Getting Windows users to switch over to Mono is bound to be an uphill battle, since they have Microsoft's .Net as a native application. On the other hand, Windows ports are already available for a great many other toolkits and libraries that originated on Linux, such as GTK+. That opens up the possibility of running Mono applications in addition to those written for .Net itself.
The distinction is that Mono implements not only the core ECMA/ISO .Net Framework, but a slew of class libraries to integrate that framework with GNOME, Mozilla, and other technologies. And most of the Mono apps familiar to Linux users -- such as F-Spot, Beagle, and Banshee -- make use of external libraries like GTK# to bind to the aforementioned non-.Net components.
The good news is that GTK#, GNOME, Mozilla, and most of the other components are concurrently developed for other Unix-like systems. That means that the BSDs and Solaris can use Mono apps like F-Spot and Beagle without much hassle.
The current state of Mac support
That brings us to Mac OS X, where Linux emigrants have long grappled with less-than-fluid integration between Apple's native APIs and components brought over from other operating systems.
In truth, 100% .Net applications run well on OS X. For example, Novell offers its own iFolder product for OS X -- equally supported alongside Windows and Linux. De Icaza also pointed me to a pair of interesting third-party applications: the 3-D game engine Unity and the instant messenger/social-network combo imeem.
Both are Windows-and-Mac products that utilize .Net on the former platform and Mono on the latter. To simplify matters for the end user, they both bundle the Mono runtime inside their OS X deployments.
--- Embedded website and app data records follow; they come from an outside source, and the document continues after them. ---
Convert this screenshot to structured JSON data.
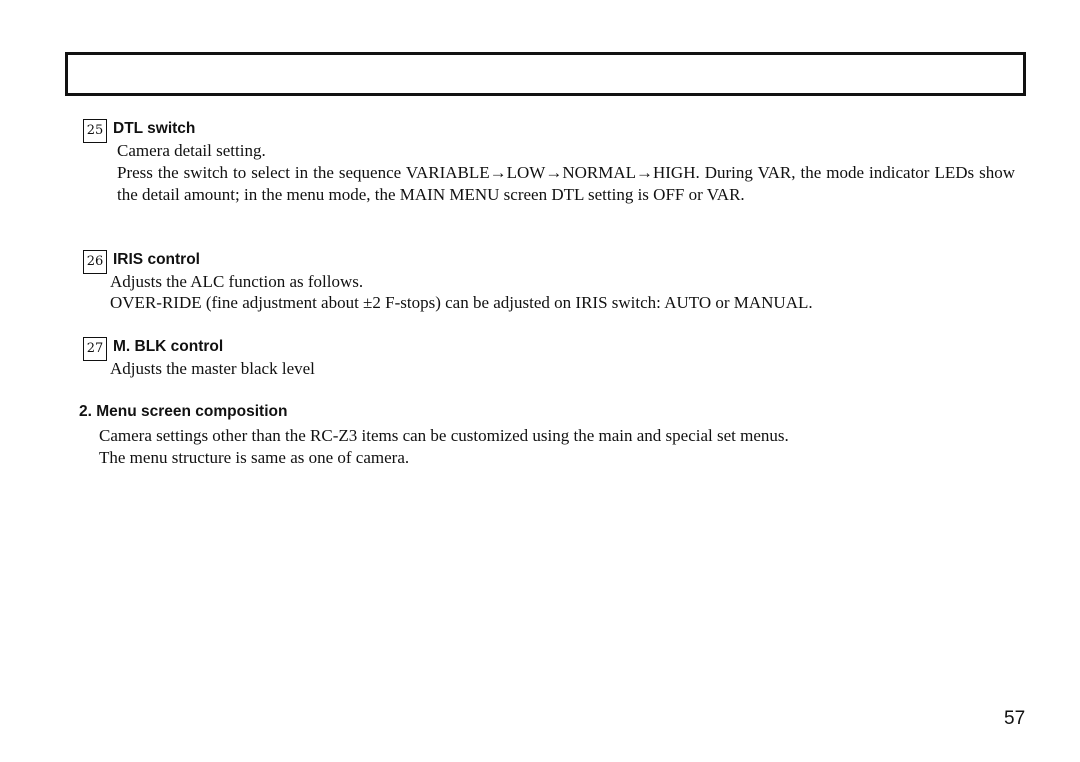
{
  "header": {
    "title": ""
  },
  "sections": [
    {
      "number": "25",
      "title": "DTL switch",
      "lines": [
        "Camera detail setting.",
        "Press the switch to select in the sequence VARIABLE→LOW→NORMAL→HIGH.  During VAR, the mode indicator LEDs show the detail amount; in the menu mode, the MAIN MENU screen DTL setting is OFF or VAR."
      ]
    },
    {
      "number": "26",
      "title": "IRIS control",
      "lines": [
        "Adjusts the ALC function as follows.",
        "OVER-RIDE (fine adjustment about  ±2 F-stops) can be adjusted on IRIS switch: AUTO or MANUAL."
      ]
    },
    {
      "number": "27",
      "title": "M. BLK control",
      "lines": [
        "Adjusts the master black level"
      ]
    }
  ],
  "menu_section": {
    "title": "2. Menu screen composition",
    "lines": [
      "Camera settings other than the RC-Z3 items can be customized using the main and special set menus.",
      "The menu structure is same as one of camera."
    ]
  },
  "page_number": "57"
}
The end user need never even know.
For the Mac purist, then, Mono is clear win. But when you start craving those fancy Linux apps, things get complicated. Unlike the BSDs and Solaris, the imported Linux components are supported by neither Apple nor the Mono Project itself. In particular, virtually all Linux apps written for Mono depend on GTK#, the .Net bindings for the GTK+ toolkit (GTK# contains bindings to other GNOME libraries as well, but far and away the most critical one is GTK+).
Most Linux junkies on OS X make use of the Fink porting and packaging project to fill their free software vacancies. As of the current (0.8.1) release, Fink maintains OS X ports for more than 6,500 packages, including the entire GNOME desktop environment.
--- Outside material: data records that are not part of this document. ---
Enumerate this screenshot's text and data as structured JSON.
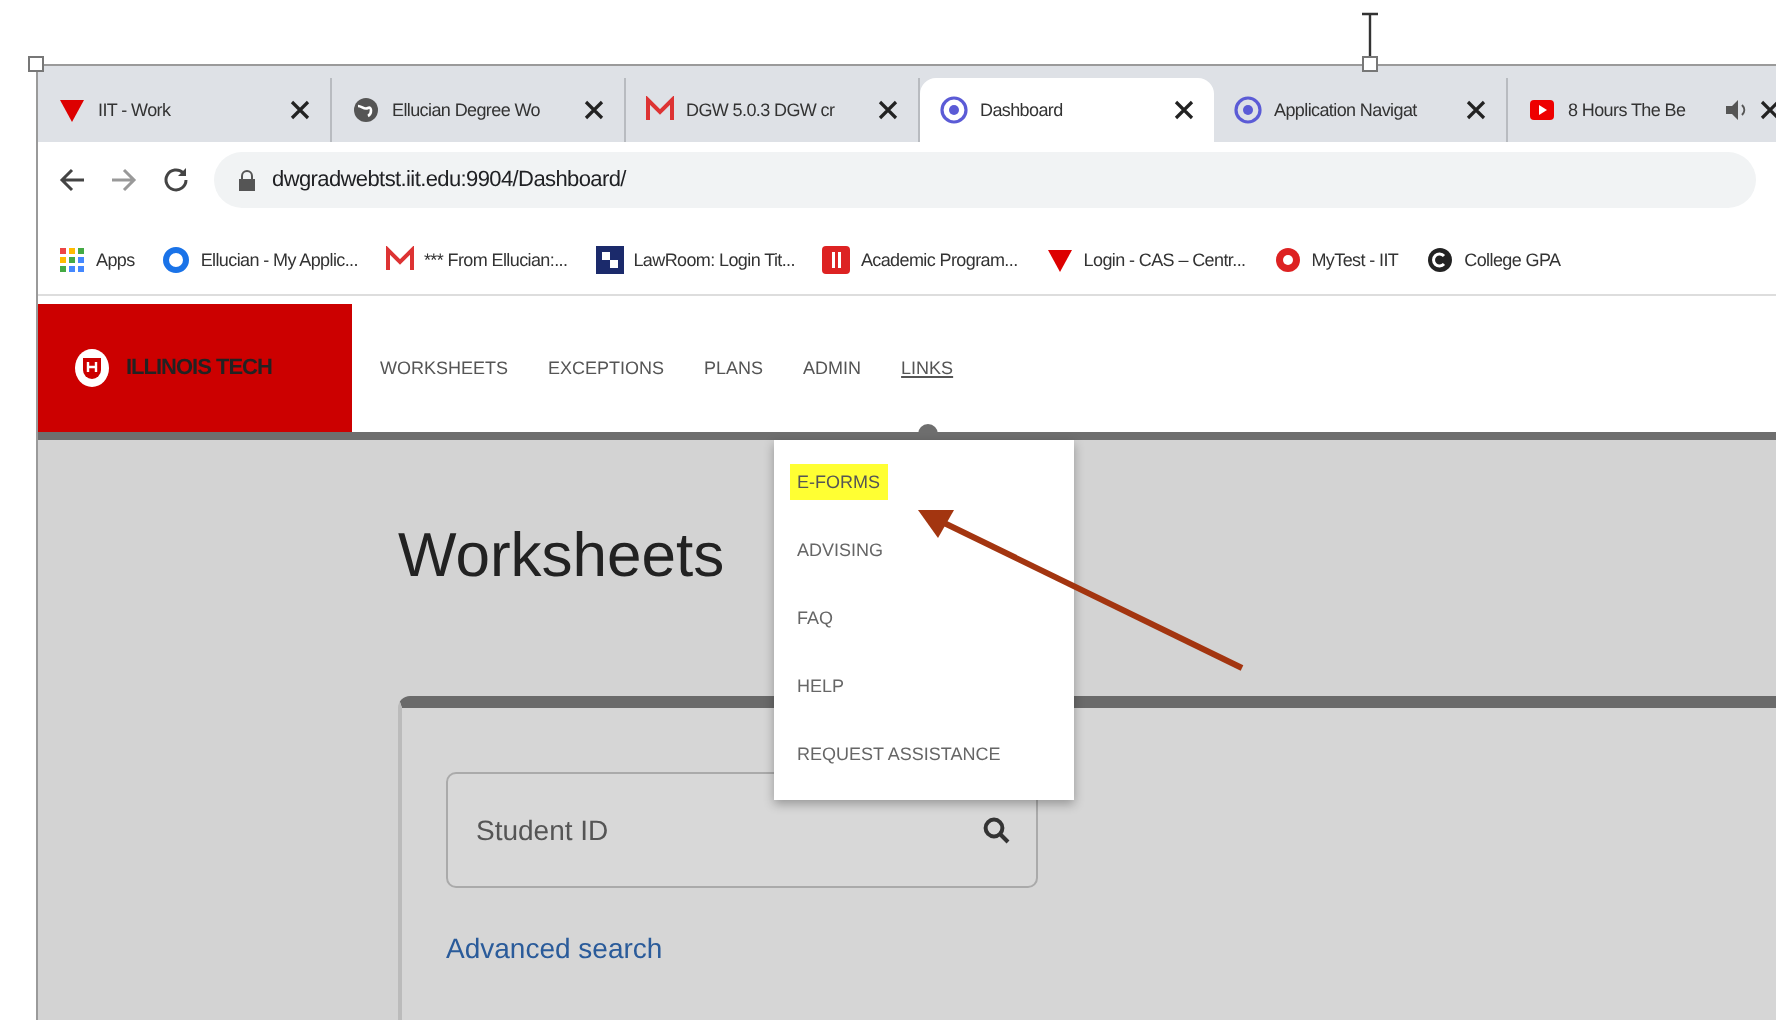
{
  "browser": {
    "tabs": [
      {
        "title": "IIT - Work",
        "selected": false,
        "audio": false
      },
      {
        "title": "Ellucian Degree Wo",
        "selected": false,
        "audio": false
      },
      {
        "title": "DGW 5.0.3 DGW cr",
        "selected": false,
        "audio": false
      },
      {
        "title": "Dashboard",
        "selected": true,
        "audio": false
      },
      {
        "title": "Application Navigat",
        "selected": false,
        "audio": false
      },
      {
        "title": "8 Hours The Be",
        "selected": false,
        "audio": true
      }
    ],
    "address": "dwgradwebtst.iit.edu:9904/Dashboard/",
    "bookmarks": [
      "Apps",
      "Ellucian - My Applic...",
      "*** From Ellucian:...",
      "LawRoom: Login Tit...",
      "Academic Program...",
      "Login - CAS – Centr...",
      "MyTest - IIT",
      "College GPA"
    ]
  },
  "app": {
    "logo": "ILLINOIS TECH",
    "nav": [
      {
        "label": "WORKSHEETS",
        "selected": false
      },
      {
        "label": "EXCEPTIONS",
        "selected": false
      },
      {
        "label": "PLANS",
        "selected": false
      },
      {
        "label": "ADMIN",
        "selected": false
      },
      {
        "label": "LINKS",
        "selected": true
      }
    ],
    "menu": [
      {
        "label": "E-FORMS",
        "highlighted": true
      },
      {
        "label": "ADVISING",
        "highlighted": false
      },
      {
        "label": "FAQ",
        "highlighted": false
      },
      {
        "label": "HELP",
        "highlighted": false
      },
      {
        "label": "REQUEST ASSISTANCE",
        "highlighted": false
      }
    ],
    "heading": "Worksheets",
    "search": {
      "placeholder": "Student ID"
    },
    "advanced_link": "Advanced search"
  }
}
The official Mono on OS X installation instructions recommend installing the dependencies through Fink, then compiling GTK# from source in a process described as "a little effort-intensive."
Actually, running familiar Mono apps like Banshee on OS X is at present a herculean ordeal. You need to install the Mono package for OS X, then a bevy of ported Linux libraries via Fink, and then compile GTK# from source.
Native GTK+ -> Native GTK# -> Linux apps on OS X
A brighter future may be on the horizon, though. De Icaza points out that even with GTK+ installed, Mono apps that utilize it still depend on Apple's X11 implementation, not OS X's native GUI toolkit. But, he adds, a native OS X port of GTK+ is in the works.
Once it reaches stability, the Mono Project will be able to package it up with a GTK# installer and bundle it with their OS X Mono deployment, both simplifying the installation procedure and providing users with better-integrated applications.
The independent development house Imendio AB is leading the work on the OS X port of GTK+. Imendio's effort consists of supporting developer time and working within the main branch of GTK+, not of creating a separate OS X fork of the code.
You can follow their progress at the project page on Imendio's company wiki. There the company also maintains a roadmap, to-do list, and build instructions. Currently building GTK+ for OS X requires checking out the code from GNOME CVS.
Free software has an important role to play even on non-free operating systems. Mac aficionados have (regrettably) earned a reputation for hostility toward ports of Linux applications, stemming from an attitude that OS X is a "better" Unix than Linux, therefore Linux apps are something of a downgrade. A cross-platform framework like Mono could in theory help those users discover some great new apps for themselves. As of right now, though, we're still a long way off.